··· Input data ···
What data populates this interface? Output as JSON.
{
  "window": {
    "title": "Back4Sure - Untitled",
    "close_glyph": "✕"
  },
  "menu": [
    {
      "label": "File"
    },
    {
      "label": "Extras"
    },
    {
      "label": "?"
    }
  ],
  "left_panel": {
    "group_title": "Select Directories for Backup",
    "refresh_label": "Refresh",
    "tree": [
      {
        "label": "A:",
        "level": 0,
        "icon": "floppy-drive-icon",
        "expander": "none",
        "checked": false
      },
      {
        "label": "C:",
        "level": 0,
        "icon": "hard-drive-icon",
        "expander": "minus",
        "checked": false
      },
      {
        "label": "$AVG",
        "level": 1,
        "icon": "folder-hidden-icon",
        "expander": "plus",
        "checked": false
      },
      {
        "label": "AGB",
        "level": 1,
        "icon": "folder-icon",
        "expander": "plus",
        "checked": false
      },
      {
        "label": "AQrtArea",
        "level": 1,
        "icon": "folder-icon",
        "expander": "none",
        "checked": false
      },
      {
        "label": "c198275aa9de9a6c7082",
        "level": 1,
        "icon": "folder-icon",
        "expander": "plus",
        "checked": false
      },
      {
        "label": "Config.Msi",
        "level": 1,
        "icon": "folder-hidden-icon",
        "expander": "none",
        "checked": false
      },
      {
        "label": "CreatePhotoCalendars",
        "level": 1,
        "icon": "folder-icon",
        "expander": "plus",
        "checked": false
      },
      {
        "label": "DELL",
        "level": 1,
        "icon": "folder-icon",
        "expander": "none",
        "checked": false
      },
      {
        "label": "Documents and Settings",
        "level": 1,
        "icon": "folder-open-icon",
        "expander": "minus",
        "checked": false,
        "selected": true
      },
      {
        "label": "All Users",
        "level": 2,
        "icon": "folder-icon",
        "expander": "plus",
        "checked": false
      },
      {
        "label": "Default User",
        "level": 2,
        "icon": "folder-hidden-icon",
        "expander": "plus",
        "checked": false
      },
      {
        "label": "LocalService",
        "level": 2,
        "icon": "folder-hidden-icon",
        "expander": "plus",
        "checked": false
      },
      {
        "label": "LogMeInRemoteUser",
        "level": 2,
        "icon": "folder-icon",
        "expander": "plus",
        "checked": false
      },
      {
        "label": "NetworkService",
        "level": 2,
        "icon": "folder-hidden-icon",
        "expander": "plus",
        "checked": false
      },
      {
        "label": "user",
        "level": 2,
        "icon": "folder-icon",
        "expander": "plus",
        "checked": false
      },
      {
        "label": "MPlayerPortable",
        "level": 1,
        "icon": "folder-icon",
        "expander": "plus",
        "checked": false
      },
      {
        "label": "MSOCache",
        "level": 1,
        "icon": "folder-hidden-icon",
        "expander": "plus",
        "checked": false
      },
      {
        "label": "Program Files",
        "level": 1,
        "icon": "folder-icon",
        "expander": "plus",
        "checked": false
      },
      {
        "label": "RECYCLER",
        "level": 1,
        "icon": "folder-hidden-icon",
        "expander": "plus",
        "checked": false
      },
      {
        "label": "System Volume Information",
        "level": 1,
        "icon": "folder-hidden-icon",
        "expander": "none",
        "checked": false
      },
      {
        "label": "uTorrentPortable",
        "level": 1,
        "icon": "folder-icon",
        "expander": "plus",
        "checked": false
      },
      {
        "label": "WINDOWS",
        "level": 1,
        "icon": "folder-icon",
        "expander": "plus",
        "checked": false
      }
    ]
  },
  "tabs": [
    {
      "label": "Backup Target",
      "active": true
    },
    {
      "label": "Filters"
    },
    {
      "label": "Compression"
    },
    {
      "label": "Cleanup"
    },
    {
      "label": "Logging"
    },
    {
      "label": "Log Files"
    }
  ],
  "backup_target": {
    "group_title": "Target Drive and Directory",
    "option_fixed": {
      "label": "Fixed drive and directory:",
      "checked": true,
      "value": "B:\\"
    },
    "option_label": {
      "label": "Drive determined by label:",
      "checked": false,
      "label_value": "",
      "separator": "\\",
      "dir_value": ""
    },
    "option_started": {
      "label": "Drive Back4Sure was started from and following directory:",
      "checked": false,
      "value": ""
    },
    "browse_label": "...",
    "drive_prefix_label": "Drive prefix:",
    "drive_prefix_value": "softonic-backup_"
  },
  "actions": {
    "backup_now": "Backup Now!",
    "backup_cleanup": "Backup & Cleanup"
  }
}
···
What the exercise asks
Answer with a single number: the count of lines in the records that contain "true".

Reply
3